Your Routine
     Exercise during pregnancy is most practical during the first 24 weeks. During the last 3 months, it can be difficult to do many exercises that once seemed easy. This is normal.
     If it has been some time since you've exercised, it is a good idea to start slowly. Begin with as little as 5 minutes a day and add 5 more minutes a week until you can stay active for 30 minutes a day.

     Always begin each exercise session with a warm-up period for 5-10 minutes. After exercising, cool down by slowly reducing your activity. This allows your heart rate to return to normal levels.
 
Things to Watch
 
     The changes your body is going through can make certain positions and activities risky for you and your baby. While exercising try to avoid activities that call for jumping, jarring motions or quick changes in direction that may strain your joints and cause injury.

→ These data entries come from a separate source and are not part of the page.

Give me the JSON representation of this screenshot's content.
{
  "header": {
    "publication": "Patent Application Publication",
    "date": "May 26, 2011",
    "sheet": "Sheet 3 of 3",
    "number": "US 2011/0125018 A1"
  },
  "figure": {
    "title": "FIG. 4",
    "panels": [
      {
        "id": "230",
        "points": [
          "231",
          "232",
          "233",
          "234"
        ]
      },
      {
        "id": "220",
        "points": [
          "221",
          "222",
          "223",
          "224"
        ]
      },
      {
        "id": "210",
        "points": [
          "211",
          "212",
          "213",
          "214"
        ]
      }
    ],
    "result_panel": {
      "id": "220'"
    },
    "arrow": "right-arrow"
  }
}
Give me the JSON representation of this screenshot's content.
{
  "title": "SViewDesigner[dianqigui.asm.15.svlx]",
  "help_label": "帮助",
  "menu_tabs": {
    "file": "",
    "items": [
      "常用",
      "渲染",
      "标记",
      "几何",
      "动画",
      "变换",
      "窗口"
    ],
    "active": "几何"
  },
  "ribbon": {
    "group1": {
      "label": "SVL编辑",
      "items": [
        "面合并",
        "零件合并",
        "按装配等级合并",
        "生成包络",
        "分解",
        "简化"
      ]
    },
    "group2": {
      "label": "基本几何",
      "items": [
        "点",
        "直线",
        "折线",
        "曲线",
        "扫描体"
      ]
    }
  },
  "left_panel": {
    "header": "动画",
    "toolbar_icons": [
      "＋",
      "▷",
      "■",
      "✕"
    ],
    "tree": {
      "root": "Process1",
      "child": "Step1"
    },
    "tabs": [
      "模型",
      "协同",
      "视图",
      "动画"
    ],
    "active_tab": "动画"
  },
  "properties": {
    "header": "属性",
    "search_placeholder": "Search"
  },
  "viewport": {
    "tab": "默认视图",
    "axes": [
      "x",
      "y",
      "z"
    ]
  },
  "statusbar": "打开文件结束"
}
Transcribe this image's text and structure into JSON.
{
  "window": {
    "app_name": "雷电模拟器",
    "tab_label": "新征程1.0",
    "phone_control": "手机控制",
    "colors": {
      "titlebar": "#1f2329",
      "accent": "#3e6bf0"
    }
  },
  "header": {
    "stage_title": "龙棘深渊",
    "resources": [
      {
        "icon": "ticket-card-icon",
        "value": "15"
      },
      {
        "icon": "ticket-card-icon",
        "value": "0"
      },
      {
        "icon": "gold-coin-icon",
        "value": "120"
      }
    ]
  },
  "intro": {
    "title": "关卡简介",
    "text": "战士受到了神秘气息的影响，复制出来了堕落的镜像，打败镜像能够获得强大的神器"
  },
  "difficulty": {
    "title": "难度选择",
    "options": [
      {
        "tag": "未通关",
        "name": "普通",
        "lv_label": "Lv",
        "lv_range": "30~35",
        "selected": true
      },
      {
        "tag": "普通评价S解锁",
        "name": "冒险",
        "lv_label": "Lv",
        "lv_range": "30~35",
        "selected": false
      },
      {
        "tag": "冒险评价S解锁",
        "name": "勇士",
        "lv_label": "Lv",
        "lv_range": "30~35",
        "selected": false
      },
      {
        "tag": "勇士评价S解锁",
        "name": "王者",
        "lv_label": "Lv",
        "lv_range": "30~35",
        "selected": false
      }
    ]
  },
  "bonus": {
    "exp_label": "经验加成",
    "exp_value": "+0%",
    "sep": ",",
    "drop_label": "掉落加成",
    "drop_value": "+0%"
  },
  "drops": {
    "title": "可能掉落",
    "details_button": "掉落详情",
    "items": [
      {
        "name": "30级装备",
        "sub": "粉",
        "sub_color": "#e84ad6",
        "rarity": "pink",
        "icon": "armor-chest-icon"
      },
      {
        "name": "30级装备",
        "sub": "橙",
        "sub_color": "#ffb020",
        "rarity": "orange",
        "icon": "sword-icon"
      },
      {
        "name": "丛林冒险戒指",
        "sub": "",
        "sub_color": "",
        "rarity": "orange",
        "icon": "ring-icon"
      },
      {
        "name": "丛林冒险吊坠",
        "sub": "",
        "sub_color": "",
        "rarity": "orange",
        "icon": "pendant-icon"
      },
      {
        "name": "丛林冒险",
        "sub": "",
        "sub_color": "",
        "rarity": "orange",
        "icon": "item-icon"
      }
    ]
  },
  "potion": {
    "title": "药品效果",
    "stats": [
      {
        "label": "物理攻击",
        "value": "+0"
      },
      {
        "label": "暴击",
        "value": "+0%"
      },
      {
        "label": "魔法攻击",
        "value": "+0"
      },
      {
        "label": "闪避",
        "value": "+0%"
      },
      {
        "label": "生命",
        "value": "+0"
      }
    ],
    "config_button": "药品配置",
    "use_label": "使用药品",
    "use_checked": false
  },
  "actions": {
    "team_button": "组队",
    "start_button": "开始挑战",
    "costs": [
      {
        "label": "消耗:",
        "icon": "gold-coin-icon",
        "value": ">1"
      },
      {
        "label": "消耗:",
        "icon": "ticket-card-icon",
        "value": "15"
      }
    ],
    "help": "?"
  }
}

When you exercise, follow these general guidelines for a safe and healthy exercise program:
     In the later weeks of pregnancy, avoid doing any exercises on your back.
     Avoid brisk exercise in hot, humid weather or when you are sick with a fever.
     Wear comfortable clothing that will help you to remain cool.
     Wear a bra that fits well and gives lots of support to help protect your breasts.
     Drink plenty of water to help keep you from overheating and dehydrating.
     Make sure you consume the extra 300 calories a day you need during pregnancy.

Be aware of the warning signs that you may be exercising too strenuously. If you notice any of these symptoms, stop exercising and call your doctor.
     Pain
     Vaginal bleeding
     Dizziness or feeling faint
     Increased shortness of breath
     Rapid heartbeat
     Difficulty walking
     Uterine contractions and chest pain
     Fluid leaking from the vagina
 
After the Baby's Born
 
     Having a baby and taking care of a newborn is hard work. It will take a while to regain your strength after the strain of pregnancy and birth. Taking care of yourself physically and allowing your body time to recover is important. If you had a caesarean delivery, a difficult birth, or complications, your recovery time may be longer. Check with your doctor before starting or resuming an exercise program.

     Walking is a good way to get back into exercising. Brisk walks several times a week will prepare you for more strenuous exercise when you feel up to it. Walking has the added advantage of getting both you and the baby out of the house for exercise and fresh air. As you feel stronger, consider more vigorous exercise.

     You will want to pick an exercise program that meets your own needs. There are also special postpartum exercise classes that you can join.
 
Finally...
 
     Exercise during pregnancy can help prepare you for labor and childbirth. Exercising afterward can help get you back in shape.